Data excerpts:
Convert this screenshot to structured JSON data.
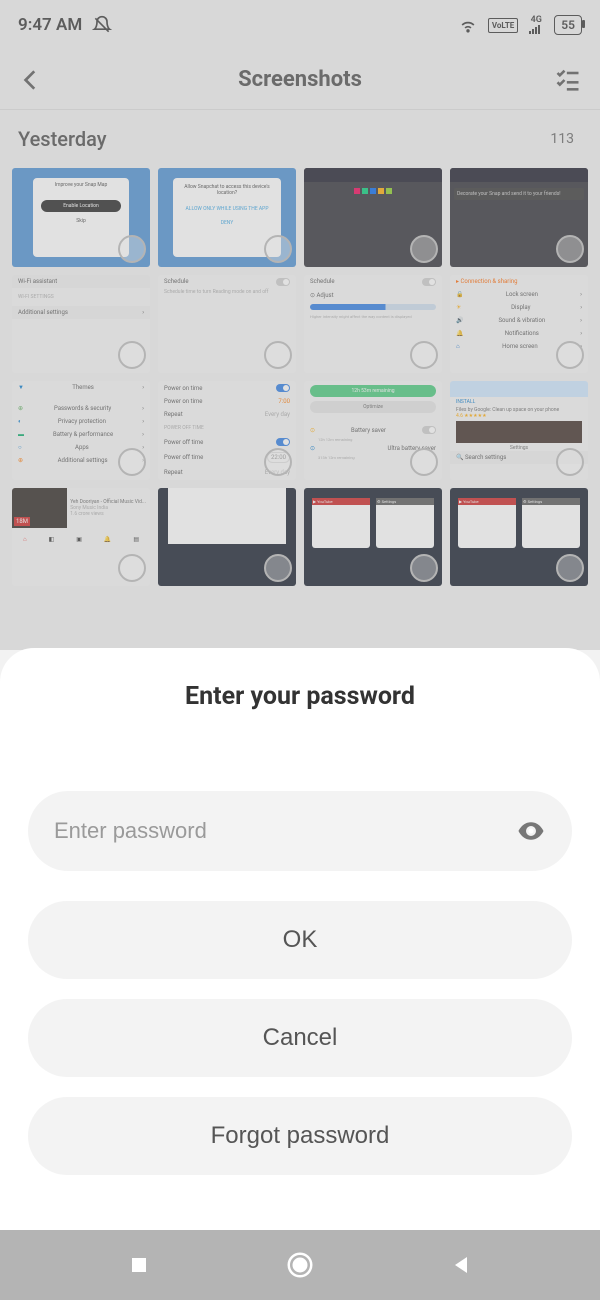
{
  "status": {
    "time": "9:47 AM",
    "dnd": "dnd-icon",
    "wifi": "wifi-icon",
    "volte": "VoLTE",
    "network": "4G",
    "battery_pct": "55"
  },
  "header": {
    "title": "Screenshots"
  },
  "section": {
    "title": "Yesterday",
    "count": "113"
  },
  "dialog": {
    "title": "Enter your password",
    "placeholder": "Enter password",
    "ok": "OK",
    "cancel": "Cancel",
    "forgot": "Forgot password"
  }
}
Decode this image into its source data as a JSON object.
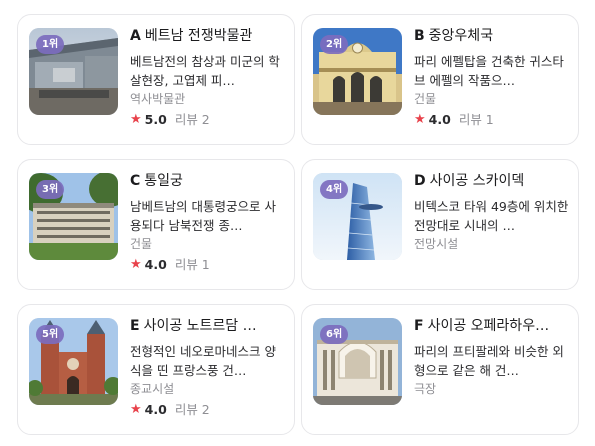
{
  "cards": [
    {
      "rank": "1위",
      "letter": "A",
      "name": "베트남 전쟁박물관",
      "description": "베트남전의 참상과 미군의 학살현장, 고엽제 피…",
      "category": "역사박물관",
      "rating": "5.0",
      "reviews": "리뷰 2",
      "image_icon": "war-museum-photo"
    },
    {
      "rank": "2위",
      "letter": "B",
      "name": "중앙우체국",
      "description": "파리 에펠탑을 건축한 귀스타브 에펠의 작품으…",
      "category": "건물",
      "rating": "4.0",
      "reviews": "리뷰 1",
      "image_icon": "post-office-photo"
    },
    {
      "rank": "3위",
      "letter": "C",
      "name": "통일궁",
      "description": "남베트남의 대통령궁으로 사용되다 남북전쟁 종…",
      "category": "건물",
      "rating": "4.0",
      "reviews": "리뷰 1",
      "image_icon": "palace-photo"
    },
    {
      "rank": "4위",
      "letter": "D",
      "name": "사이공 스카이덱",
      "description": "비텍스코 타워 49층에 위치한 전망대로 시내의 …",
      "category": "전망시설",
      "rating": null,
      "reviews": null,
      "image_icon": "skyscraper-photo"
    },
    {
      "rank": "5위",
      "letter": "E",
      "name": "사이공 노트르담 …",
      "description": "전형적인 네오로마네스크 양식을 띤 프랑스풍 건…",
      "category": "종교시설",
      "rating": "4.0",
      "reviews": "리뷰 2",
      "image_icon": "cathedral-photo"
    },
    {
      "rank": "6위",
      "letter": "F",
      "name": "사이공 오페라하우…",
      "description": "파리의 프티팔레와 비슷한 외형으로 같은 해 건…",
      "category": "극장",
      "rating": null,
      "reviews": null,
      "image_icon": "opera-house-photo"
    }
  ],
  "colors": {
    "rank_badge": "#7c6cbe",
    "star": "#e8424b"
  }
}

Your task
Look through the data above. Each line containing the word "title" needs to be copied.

Written solution
    "title": "Screenshots"
    "title": "Yesterday",
    "title": "Enter your password",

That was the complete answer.